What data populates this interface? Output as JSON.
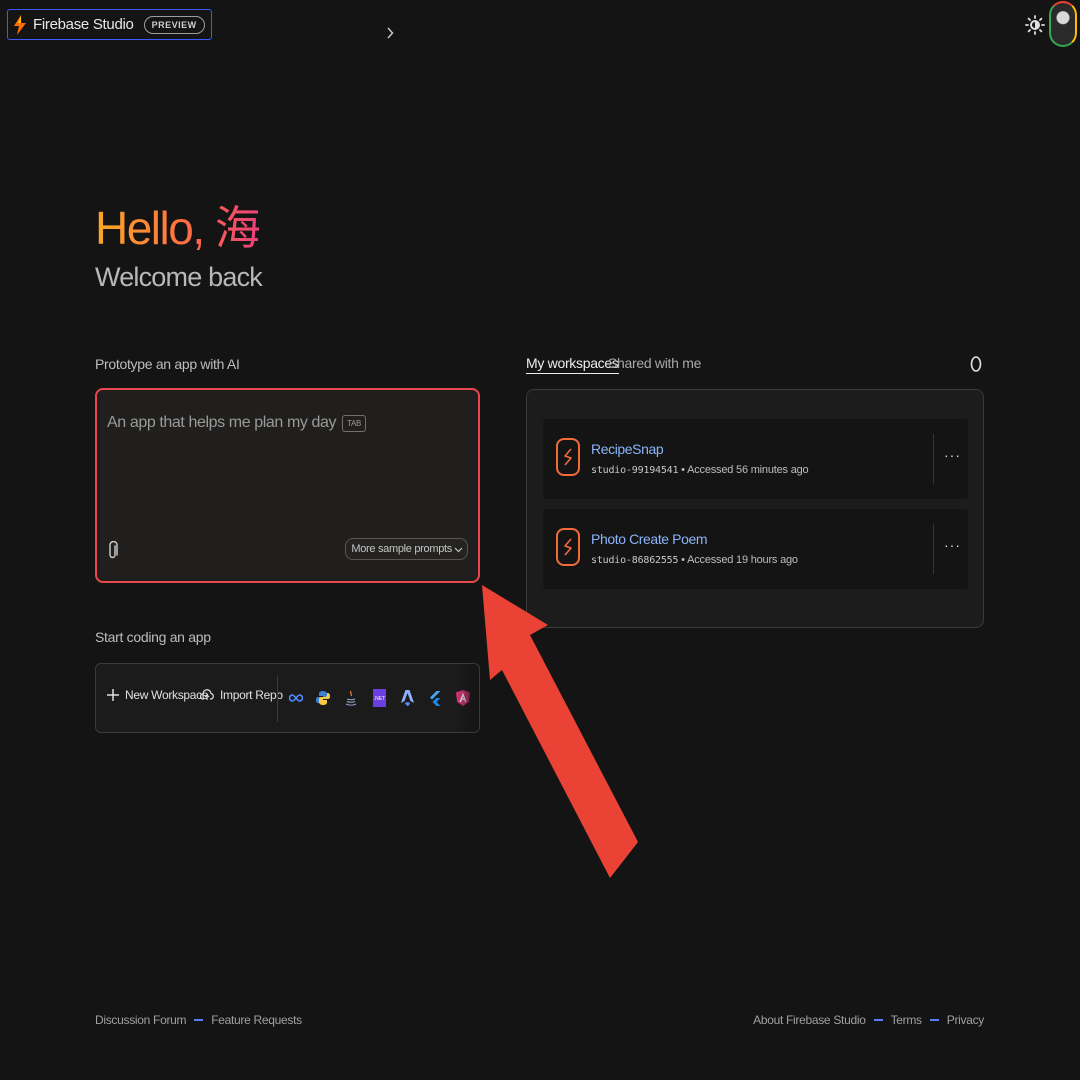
{
  "header": {
    "brand_name": "Firebase Studio",
    "preview_badge": "PREVIEW",
    "theme_icon": "sun-icon",
    "avatar_icon": "user-avatar"
  },
  "greeting": {
    "hello": "Hello, 海",
    "welcome": "Welcome back"
  },
  "prototype": {
    "label": "Prototype an app with AI",
    "placeholder": "An app that helps me plan my day",
    "tab_hint": "TAB",
    "attach_icon": "paperclip-icon",
    "more_prompts": "More sample prompts"
  },
  "coding": {
    "label": "Start coding an app",
    "new_workspace": "New Workspace",
    "import_repo": "Import Repo",
    "templates": [
      {
        "icon": "infinity-icon",
        "color": "#4f8cff"
      },
      {
        "icon": "python-icon",
        "color": "#f7c948"
      },
      {
        "icon": "java-icon",
        "color": "#e07b39"
      },
      {
        "icon": "dotnet-icon",
        "color": "#6a3ee0"
      },
      {
        "icon": "astro-icon",
        "color": "#5c8dff"
      },
      {
        "icon": "flutter-icon",
        "color": "#42a5f5"
      },
      {
        "icon": "angular-icon",
        "color": "#e4337a"
      }
    ]
  },
  "workspaces": {
    "tab_mine": "My workspaces",
    "tab_shared": "Shared with me",
    "items": [
      {
        "name": "RecipeSnap",
        "id": "studio-99194541",
        "accessed": "Accessed 56 minutes ago"
      },
      {
        "name": "Photo Create Poem",
        "id": "studio-86862555",
        "accessed": "Accessed 19 hours ago"
      }
    ]
  },
  "footer": {
    "left": [
      "Discussion Forum",
      "Feature Requests"
    ],
    "right": [
      "About Firebase Studio",
      "Terms",
      "Privacy"
    ]
  },
  "colors": {
    "accent_blue": "#8ab4f8",
    "highlight_red": "#e5484d",
    "brand_orange": "#f26b3a"
  }
}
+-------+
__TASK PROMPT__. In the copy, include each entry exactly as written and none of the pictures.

__OUTPUT FOR THIS TASK__.
What data populates this interface? Output as JSON.
{
  "header": {
    "brand_name": "Firebase Studio",
    "preview_badge": "PREVIEW",
    "theme_icon": "sun-icon",
    "avatar_icon": "user-avatar"
  },
  "greeting": {
    "hello": "Hello, 海",
    "welcome": "Welcome back"
  },
  "prototype": {
    "label": "Prototype an app with AI",
    "placeholder": "An app that helps me plan my day",
    "tab_hint": "TAB",
    "attach_icon": "paperclip-icon",
    "more_prompts": "More sample prompts"
  },
  "coding": {
    "label": "Start coding an app",
    "new_workspace": "New Workspace",
    "import_repo": "Import Repo",
    "templates": [
      {
        "icon": "infinity-icon",
        "color": "#4f8cff"
      },
      {
        "icon": "python-icon",
        "color": "#f7c948"
      },
      {
        "icon": "java-icon",
        "color": "#e07b39"
      },
      {
        "icon": "dotnet-icon",
        "color": "#6a3ee0"
      },
      {
        "icon": "astro-icon",
        "color": "#5c8dff"
      },
      {
        "icon": "flutter-icon",
        "color": "#42a5f5"
      },
      {
        "icon": "angular-icon",
        "color": "#e4337a"
      }
    ]
  },
  "workspaces": {
    "tab_mine": "My workspaces",
    "tab_shared": "Shared with me",
    "items": [
      {
        "name": "RecipeSnap",
        "id": "studio-99194541",
        "accessed": "Accessed 56 minutes ago"
      },
      {
        "name": "Photo Create Poem",
        "id": "studio-86862555",
        "accessed": "Accessed 19 hours ago"
      }
    ]
  },
  "footer": {
    "left": [
      "Discussion Forum",
      "Feature Requests"
    ],
    "right": [
      "About Firebase Studio",
      "Terms",
      "Privacy"
    ]
  },
  "colors": {
    "accent_blue": "#8ab4f8",
    "highlight_red": "#e5484d",
    "brand_orange": "#f26b3a"
  }
}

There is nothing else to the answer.